● Exercise instructions
Find the string "this" in the data, and copy out each line that has it.

● Supplied data
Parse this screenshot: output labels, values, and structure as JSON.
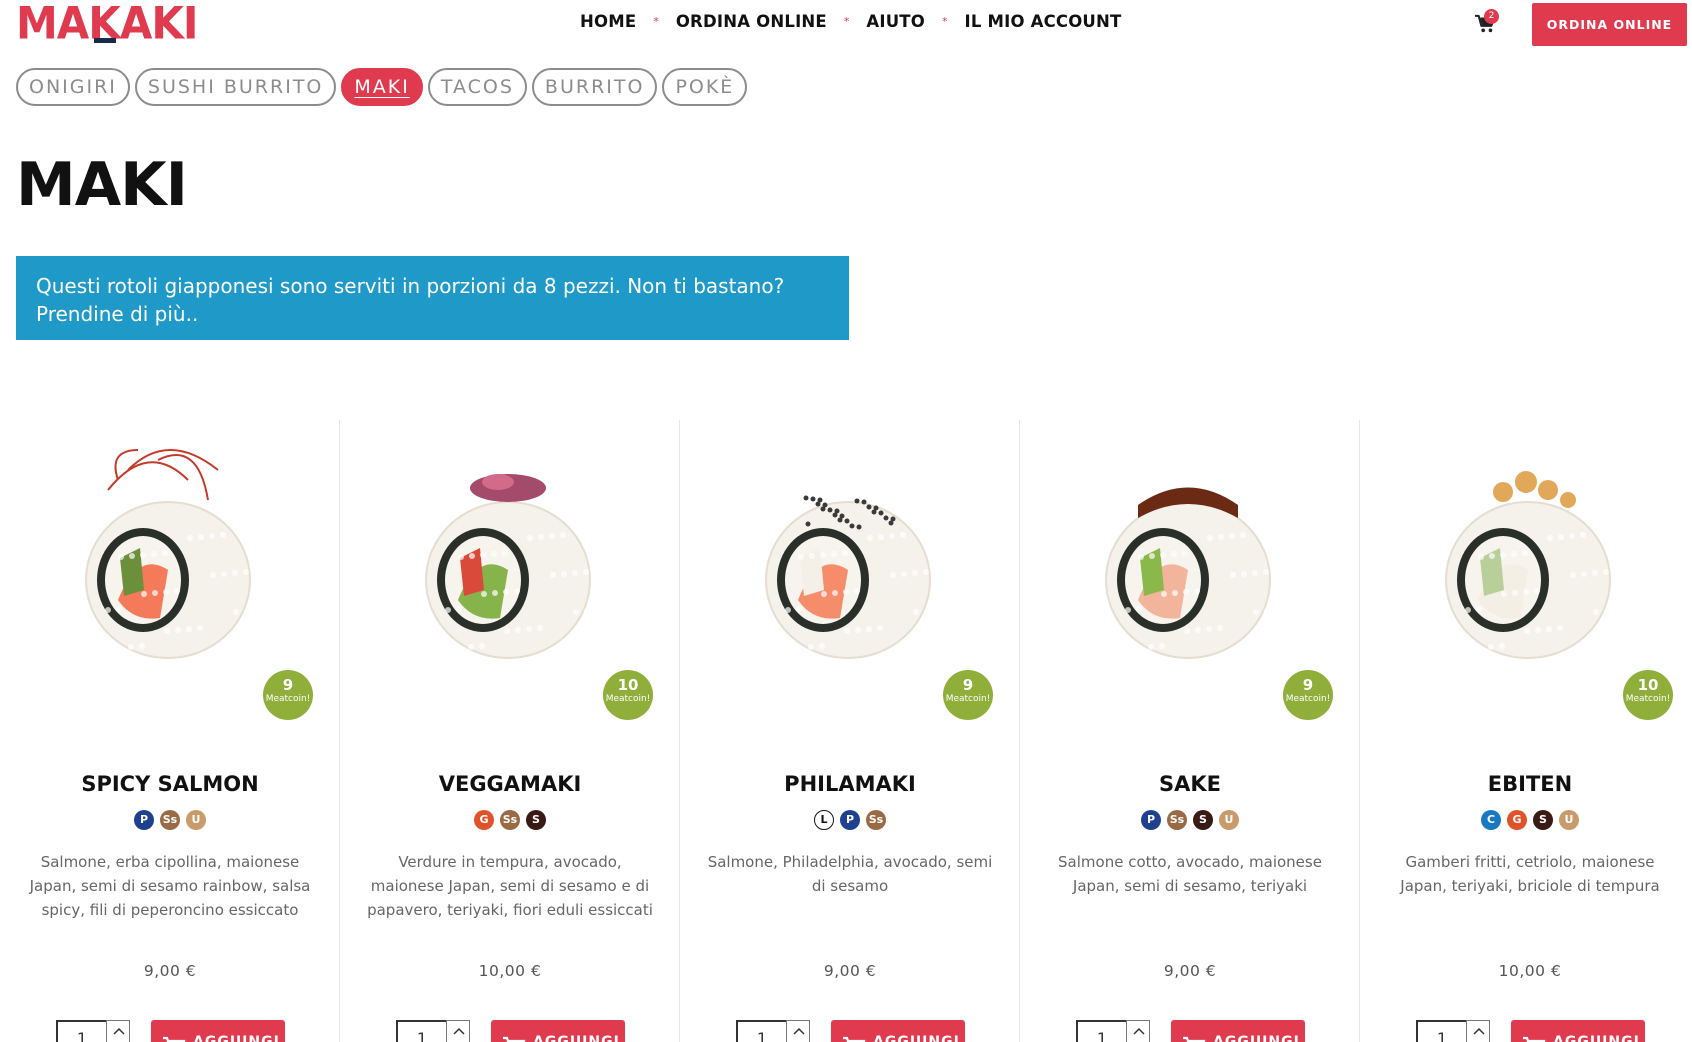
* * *
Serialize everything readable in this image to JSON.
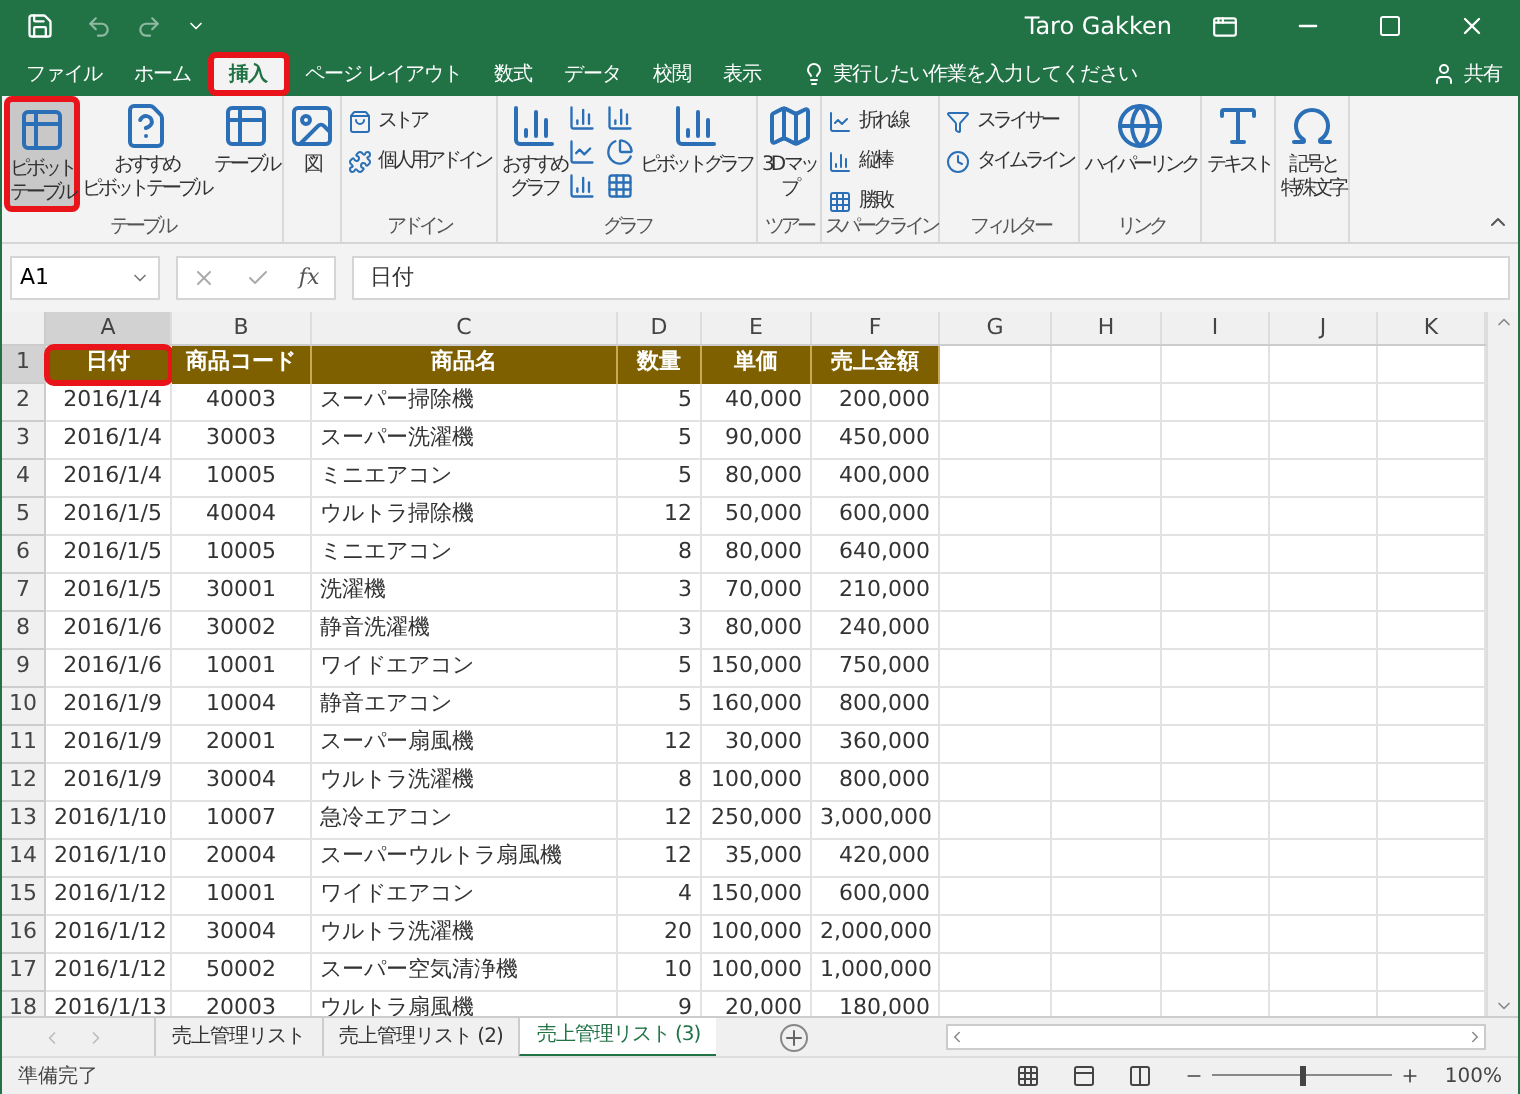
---
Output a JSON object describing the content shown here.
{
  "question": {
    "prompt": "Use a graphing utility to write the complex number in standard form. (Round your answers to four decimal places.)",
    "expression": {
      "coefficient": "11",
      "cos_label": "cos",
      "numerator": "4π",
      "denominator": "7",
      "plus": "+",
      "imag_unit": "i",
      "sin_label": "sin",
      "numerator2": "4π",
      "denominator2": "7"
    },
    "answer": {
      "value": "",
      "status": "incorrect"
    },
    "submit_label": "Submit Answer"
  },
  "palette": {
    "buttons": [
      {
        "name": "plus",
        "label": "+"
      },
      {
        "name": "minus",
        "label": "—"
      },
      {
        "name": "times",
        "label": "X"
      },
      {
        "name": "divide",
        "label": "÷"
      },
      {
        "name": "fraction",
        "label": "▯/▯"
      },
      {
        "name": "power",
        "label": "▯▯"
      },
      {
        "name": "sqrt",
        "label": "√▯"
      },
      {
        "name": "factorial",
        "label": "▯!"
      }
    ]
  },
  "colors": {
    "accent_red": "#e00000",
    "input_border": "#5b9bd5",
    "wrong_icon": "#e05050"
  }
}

● Answer box
Parse this screenshot: output labels, values, and structure as JSON.
Serialize everything readable in this image to JSON.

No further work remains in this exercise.